Education looks set to be an important battleground in the run-up to the general election, writes Frances Rafferty.
While Gillian Shephard, the Education and Employment Secretary, has been under fire within the Tory party because she is thought to be losing the propaganda war, the press was also working on Labour spilts.
A story in the Sunday Telegraph said John Prescott, Labour's deputy leader, would deliver a speech at Ruskin College, Oxford, which would be a robust defence of the comprehensive systemand "open up the wounds" over Labour's education policy.
The paper said his speech had already been seen by certain colleagues and added coyly that "one senior Labour MP" (could it possibly mean Roy Hattersley, new champion of the Left on educational issues?) had called it superb.
Mr Prescott had agreed to return to his former college to take part in a series of lectures organised by Professor Richard Pring called Affirming the Comprehensive Ideal. Mr Prescott gave his lecture the title Lifelong Learning and the Comprehensive Ideal.
However the deputy leader's office rubbished the press report, claiming the speech was not ready yet and would be subject to change. It was suggested that the Sunday Telegraph had seen drafts supplied by other people, possibly Fred Jarvis, former general secretary of the National Union of Teachers.
Its possible contents were beginning to make Labour's education team twitchy, especially as Mr Blair's speech against mixed-ability teaching had already been criticised by the party's left wing. The TES, which went to press before Mr Prescott's speech, was told by his office that it would not be controversial.
The lecture, destined to be completed just hours before it was due, would include a passionate defence of the comprehensive system based upon the deputy leader's own experience as an 11-plus failure.
In an Opposition debate on standards in the House of Commons earlier this week David Blunkett, Labour's education spokesman, took pleasure teasing Mrs Shephard over stories that the Tory party chairman, Brian Mawhinney, wanted to beef up her team with a right-winger.
"He [Mr Mawhinney] is suggesting a rabid right-winger is needed in the Secretary of State's team to bring a little sharpness into the debate.
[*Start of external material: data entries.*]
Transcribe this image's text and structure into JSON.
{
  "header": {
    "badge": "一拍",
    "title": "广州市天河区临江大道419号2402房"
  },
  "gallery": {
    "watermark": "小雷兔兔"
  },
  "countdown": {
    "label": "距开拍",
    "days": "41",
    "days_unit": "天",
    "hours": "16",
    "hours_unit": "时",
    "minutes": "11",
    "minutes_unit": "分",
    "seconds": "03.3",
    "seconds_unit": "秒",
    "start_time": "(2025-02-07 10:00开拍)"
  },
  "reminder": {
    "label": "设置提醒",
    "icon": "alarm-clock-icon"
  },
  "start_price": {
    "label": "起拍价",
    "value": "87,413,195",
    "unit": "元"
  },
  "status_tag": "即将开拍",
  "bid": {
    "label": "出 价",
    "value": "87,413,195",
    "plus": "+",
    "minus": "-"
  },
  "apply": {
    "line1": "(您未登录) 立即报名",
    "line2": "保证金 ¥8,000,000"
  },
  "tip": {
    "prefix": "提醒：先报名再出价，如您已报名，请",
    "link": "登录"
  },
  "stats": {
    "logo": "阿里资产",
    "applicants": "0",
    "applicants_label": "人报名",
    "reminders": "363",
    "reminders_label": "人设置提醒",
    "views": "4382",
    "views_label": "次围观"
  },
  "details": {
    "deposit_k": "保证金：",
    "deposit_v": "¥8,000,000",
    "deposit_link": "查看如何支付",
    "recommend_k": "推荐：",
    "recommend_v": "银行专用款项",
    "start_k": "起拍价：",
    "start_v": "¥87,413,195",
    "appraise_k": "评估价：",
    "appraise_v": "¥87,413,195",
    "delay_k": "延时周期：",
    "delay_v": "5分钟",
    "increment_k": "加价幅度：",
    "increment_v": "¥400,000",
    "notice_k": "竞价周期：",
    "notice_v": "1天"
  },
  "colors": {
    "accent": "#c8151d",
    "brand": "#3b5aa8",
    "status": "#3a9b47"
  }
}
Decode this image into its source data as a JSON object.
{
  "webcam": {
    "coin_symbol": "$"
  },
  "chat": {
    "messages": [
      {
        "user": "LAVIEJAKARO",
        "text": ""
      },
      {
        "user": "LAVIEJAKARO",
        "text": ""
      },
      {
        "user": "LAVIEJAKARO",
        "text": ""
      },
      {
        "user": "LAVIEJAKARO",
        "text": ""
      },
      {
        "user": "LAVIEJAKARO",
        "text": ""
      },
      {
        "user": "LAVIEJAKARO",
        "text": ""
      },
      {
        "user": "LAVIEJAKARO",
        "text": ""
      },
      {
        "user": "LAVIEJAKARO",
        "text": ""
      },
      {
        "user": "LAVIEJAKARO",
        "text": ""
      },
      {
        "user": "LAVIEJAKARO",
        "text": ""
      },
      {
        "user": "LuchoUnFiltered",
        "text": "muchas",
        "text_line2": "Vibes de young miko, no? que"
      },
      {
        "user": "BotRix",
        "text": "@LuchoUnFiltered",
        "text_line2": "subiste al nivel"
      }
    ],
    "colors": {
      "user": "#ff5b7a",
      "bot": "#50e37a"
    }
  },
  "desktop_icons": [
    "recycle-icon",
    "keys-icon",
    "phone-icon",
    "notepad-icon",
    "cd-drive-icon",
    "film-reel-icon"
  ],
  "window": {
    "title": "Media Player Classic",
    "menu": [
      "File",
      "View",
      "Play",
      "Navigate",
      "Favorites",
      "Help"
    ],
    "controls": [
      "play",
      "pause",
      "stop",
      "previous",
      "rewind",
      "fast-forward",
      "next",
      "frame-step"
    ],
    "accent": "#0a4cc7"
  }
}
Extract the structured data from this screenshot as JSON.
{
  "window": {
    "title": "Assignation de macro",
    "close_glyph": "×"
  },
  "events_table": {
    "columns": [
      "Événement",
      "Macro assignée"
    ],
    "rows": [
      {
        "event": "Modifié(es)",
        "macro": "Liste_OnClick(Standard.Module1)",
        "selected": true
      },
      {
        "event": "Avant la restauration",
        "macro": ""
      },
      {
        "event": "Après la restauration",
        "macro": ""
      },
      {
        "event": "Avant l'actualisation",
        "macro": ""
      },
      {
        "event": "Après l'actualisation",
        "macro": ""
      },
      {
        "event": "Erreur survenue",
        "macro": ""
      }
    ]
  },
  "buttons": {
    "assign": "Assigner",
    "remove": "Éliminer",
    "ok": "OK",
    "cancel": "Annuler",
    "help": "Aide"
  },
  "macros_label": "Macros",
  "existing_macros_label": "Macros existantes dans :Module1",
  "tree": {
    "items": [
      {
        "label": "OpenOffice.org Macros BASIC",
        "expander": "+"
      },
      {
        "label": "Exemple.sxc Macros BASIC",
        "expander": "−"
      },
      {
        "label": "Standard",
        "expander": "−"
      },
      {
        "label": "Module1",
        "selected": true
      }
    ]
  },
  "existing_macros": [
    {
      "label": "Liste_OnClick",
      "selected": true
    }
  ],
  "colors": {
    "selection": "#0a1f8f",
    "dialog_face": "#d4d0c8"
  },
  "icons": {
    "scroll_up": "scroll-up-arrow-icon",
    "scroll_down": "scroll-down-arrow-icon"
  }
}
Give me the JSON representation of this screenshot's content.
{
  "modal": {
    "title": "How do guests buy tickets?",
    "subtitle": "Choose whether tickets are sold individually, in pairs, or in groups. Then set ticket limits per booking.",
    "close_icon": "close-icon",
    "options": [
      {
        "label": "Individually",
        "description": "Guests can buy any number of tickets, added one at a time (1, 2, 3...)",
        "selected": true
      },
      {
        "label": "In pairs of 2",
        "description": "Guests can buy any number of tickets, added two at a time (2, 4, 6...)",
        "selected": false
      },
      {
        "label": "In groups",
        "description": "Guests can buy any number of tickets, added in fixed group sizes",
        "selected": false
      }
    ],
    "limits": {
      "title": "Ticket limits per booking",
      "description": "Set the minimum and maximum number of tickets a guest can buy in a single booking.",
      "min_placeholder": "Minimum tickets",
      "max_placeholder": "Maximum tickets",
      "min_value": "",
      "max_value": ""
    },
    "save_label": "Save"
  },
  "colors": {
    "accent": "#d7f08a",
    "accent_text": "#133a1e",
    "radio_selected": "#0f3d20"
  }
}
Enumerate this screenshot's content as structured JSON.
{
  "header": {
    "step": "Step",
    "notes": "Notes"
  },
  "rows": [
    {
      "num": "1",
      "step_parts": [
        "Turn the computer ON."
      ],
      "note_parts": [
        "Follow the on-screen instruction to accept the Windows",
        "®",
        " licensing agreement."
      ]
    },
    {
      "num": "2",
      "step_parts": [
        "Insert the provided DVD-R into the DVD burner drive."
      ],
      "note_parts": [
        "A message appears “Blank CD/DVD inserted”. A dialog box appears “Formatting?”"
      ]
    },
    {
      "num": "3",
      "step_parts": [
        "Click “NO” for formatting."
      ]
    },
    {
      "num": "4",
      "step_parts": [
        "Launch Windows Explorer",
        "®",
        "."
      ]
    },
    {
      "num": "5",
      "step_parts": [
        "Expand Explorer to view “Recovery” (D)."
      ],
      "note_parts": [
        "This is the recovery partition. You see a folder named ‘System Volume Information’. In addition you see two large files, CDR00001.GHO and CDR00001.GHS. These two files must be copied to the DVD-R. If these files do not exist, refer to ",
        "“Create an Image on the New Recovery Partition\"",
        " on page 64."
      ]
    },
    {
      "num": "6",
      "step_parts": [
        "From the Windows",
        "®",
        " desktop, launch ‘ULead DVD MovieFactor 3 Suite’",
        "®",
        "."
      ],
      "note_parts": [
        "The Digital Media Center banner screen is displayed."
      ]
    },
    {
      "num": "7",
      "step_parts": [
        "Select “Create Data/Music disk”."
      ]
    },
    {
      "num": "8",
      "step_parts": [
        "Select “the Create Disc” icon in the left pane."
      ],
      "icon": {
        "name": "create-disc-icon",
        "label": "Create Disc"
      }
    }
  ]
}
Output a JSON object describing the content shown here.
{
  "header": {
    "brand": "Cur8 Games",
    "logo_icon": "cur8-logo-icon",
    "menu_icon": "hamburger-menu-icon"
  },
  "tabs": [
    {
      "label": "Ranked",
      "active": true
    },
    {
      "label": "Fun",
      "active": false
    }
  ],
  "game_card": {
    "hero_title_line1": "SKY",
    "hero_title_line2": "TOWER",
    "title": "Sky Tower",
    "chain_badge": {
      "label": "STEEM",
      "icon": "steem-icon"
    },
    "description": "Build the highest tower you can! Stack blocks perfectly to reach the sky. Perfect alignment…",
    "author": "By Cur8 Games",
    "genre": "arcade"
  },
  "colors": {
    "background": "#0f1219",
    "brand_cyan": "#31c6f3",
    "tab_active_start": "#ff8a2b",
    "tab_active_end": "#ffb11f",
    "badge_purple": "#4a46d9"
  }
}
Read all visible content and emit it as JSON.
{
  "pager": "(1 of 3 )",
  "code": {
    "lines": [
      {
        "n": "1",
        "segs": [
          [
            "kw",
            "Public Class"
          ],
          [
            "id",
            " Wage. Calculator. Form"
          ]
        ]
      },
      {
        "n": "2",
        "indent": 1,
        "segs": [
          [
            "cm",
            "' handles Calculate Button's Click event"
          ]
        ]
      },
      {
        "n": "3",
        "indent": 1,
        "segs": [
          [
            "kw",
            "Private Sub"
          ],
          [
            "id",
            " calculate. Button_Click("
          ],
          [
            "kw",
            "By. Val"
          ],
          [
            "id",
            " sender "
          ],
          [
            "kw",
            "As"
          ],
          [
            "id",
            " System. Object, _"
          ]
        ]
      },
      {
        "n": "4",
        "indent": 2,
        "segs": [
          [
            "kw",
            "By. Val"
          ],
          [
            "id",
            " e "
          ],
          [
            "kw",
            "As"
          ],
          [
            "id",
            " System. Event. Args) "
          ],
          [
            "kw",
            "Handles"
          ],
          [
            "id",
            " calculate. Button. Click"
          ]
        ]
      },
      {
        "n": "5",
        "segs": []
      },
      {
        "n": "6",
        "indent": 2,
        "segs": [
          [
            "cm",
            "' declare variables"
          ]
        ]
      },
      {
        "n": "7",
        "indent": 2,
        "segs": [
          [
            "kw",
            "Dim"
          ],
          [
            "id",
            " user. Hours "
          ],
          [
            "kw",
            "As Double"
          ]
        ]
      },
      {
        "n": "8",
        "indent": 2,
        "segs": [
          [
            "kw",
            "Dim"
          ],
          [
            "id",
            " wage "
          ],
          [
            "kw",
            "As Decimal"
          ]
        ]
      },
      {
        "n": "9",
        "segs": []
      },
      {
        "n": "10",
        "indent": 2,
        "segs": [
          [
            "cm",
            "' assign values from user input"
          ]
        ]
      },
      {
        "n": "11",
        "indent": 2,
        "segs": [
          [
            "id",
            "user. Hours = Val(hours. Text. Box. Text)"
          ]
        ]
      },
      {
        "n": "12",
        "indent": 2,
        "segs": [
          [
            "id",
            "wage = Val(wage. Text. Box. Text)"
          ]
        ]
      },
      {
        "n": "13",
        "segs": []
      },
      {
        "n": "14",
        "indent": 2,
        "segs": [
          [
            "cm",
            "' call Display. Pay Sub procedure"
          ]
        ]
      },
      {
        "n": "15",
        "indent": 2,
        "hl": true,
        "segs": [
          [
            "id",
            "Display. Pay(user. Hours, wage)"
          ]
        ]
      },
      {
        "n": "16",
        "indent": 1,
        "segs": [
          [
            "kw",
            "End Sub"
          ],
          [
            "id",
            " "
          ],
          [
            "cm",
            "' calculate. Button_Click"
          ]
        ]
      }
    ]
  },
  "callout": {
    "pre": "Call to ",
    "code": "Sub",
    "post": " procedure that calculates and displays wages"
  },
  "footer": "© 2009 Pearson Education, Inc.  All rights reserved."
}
I look forward to the reshuffle that may take place in July, when I shall find out who that rabid right-winger might be."
Left-wing Labour MP Dennis Skinner suggested Bill Cash, the Tory Eurosceptic who embarrassed the Government by winning a vote to hold a referendum over Europe.
The Conservatives retaliated by trying to make political capital out of Tony Blair's decision to send his son to a grant-maintained school and Labour health spokeswoman Harriet Harman's decision to send her son to a grammar school.